Oct 23, 2013
Tokyo, October 17th 2013 - Moody's Japan K.K. says that the outlook on the Japan banking system remains stable, reflecting the presence of modest but above-trend economic growth, which we expect to continue for the coming 12-18 months.
Furthermore, Moody's expects some positive impact on Japan banks over the next 12-18 months from "Abenomics" -- the popular name for the Japan Revitalization Strategy of Prime Minister Shinzo Abe -- as well as from the Bank of Japan's (BOJ) new phase of monetary easing, which is aimed at ending a decade and a half of deflation and achieving a 2% inflation rate within two years.
Moody's conclusions were contained in its just-released "Japan Banking System Outlook", which expresses Moody's expectation of how bank creditworthiness will evolve in this system over the next 12-18 months.
The report looks at the banking system in the five categories of operating environment; asset quality and capital; funding and liquidity; profitability and efficiency; and systemic support. Moody's assesses each category as stable, while the overall stable outlook for the banking system has been effective since 2012.
Moody's forecasts Japan's real GDP growth to be in the 1.0%-2.0% range in 2013 and 2014 with unemployment remaining low in the 4.0%-5.0% range, both of which will support the prevailing stable operating environment.

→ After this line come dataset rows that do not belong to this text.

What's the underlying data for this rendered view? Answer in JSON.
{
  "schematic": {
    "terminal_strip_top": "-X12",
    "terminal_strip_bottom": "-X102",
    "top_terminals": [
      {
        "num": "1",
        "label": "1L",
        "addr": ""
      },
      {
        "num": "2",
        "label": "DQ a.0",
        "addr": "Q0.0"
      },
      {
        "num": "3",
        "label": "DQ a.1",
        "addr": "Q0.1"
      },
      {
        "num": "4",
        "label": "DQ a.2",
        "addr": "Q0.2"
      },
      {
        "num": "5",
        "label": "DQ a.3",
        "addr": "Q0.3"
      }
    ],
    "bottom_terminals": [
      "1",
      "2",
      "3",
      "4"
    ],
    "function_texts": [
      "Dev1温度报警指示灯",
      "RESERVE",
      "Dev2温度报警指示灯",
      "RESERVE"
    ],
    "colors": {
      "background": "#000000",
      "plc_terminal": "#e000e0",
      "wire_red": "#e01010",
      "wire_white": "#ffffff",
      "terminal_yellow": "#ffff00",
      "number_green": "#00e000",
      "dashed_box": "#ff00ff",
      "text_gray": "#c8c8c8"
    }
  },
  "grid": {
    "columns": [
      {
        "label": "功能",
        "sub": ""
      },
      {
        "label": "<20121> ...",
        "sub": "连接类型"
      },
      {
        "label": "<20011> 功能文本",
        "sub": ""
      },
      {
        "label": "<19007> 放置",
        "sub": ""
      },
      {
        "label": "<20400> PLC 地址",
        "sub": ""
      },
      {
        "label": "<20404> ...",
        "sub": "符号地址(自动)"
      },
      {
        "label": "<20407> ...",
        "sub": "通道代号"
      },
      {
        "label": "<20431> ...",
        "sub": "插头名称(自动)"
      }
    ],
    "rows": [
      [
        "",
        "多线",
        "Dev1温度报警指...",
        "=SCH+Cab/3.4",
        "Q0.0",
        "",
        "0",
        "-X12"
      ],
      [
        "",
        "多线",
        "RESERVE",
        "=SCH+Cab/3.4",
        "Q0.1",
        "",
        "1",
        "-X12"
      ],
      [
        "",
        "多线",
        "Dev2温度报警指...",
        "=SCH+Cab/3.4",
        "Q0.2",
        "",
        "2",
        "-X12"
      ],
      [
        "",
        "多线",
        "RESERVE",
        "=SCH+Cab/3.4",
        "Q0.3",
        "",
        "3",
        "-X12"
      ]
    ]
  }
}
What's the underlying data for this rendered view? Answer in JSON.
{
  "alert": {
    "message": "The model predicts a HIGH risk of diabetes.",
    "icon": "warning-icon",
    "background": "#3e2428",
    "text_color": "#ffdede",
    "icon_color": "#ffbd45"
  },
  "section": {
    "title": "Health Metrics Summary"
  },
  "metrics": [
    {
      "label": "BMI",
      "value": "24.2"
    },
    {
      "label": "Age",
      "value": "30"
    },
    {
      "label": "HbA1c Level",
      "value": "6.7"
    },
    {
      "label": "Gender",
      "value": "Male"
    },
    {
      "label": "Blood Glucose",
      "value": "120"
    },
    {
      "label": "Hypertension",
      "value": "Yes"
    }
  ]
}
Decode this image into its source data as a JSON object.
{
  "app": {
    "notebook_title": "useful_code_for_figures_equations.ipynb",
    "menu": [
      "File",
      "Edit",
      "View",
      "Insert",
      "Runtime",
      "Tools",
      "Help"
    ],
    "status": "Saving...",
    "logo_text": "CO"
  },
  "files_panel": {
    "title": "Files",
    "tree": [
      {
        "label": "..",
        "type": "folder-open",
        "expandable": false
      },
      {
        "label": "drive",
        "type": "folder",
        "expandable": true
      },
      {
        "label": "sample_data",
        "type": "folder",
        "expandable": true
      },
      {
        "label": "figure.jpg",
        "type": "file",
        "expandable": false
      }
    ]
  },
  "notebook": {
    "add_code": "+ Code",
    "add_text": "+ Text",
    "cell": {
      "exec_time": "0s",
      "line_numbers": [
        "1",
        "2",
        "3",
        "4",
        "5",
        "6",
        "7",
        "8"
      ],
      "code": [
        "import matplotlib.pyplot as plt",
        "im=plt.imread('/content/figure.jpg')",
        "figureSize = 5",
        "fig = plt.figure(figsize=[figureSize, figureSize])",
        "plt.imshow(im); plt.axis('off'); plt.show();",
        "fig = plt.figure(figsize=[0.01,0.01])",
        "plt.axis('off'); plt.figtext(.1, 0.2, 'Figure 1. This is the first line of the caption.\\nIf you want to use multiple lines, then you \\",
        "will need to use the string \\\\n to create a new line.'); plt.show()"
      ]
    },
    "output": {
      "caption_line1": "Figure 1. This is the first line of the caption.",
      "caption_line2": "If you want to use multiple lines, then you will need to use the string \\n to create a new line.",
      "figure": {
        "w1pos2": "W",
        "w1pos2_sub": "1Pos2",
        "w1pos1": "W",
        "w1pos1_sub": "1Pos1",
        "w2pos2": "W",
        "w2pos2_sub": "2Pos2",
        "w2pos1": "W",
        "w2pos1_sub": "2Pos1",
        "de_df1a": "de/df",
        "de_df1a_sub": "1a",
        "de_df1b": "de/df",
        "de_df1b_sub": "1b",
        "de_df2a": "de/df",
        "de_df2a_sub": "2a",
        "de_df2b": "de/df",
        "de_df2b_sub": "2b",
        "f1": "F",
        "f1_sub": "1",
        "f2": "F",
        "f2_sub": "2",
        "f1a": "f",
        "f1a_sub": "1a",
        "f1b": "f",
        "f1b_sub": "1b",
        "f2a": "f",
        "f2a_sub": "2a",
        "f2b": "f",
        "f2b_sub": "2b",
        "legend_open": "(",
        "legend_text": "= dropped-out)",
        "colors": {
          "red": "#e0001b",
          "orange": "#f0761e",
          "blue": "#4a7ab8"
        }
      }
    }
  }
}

If the policies of the Abe government -- which was elected in December 2012 -- succeed in sustainably increasing the country's growth rate and inflation, the Japanese banking system will benefit as (1) banks will have more opportunity to lend, thereby reducing their exposure to Japanese government bonds (JGBs), and (2) the health of their corporate clients will improve.
On the downside, if the policies fail to increase Japan's growth rate and if yields rise significantly, Japanese banks could see their capital hit by mark-to-market losses on their holdings of JGBs. However, capital positions are ample enough for banks to absorb potential losses associated with even a sharp rise in yields.
Another potential risk is the recent rapid expansion of international lending by Japanese mega-banks, although their activities overseas have so far been more profitable than domestic lending, and asset quality appears benign.
According to the report, Japan banks' profitability is likely to stay low as the current low interest rate environment will persist as a result of the BOJ's monetary easing policy. However, the banks' strong liquidity and improved capital mean that they are relatively well protected against confidence shocks in what is likely to remain a volatile global financial environment.
Moody's also says that the stable outlook on the Japan banking system is consistent with the stable outlooks on individual Japan bank ratings -- except Citibank Japan's ratings which have been on review for upgrade since August 26, 2013 -- as well as the Government of Japan's (GOJ) Aa3 rating.
The average Japan bank deposit rating has stabilized at A1/Prime-1 since August 2011 when Moody's downgraded the GOJ's rating to Aa3 from Aa2.
Moody's rates 33 banks in Japan. Moody's rated universe covers approximately 70% of total system assets. Three mega-bank groups controlled about half of total system assets at end-March 2013.
Re-disseminated by The Asian Banker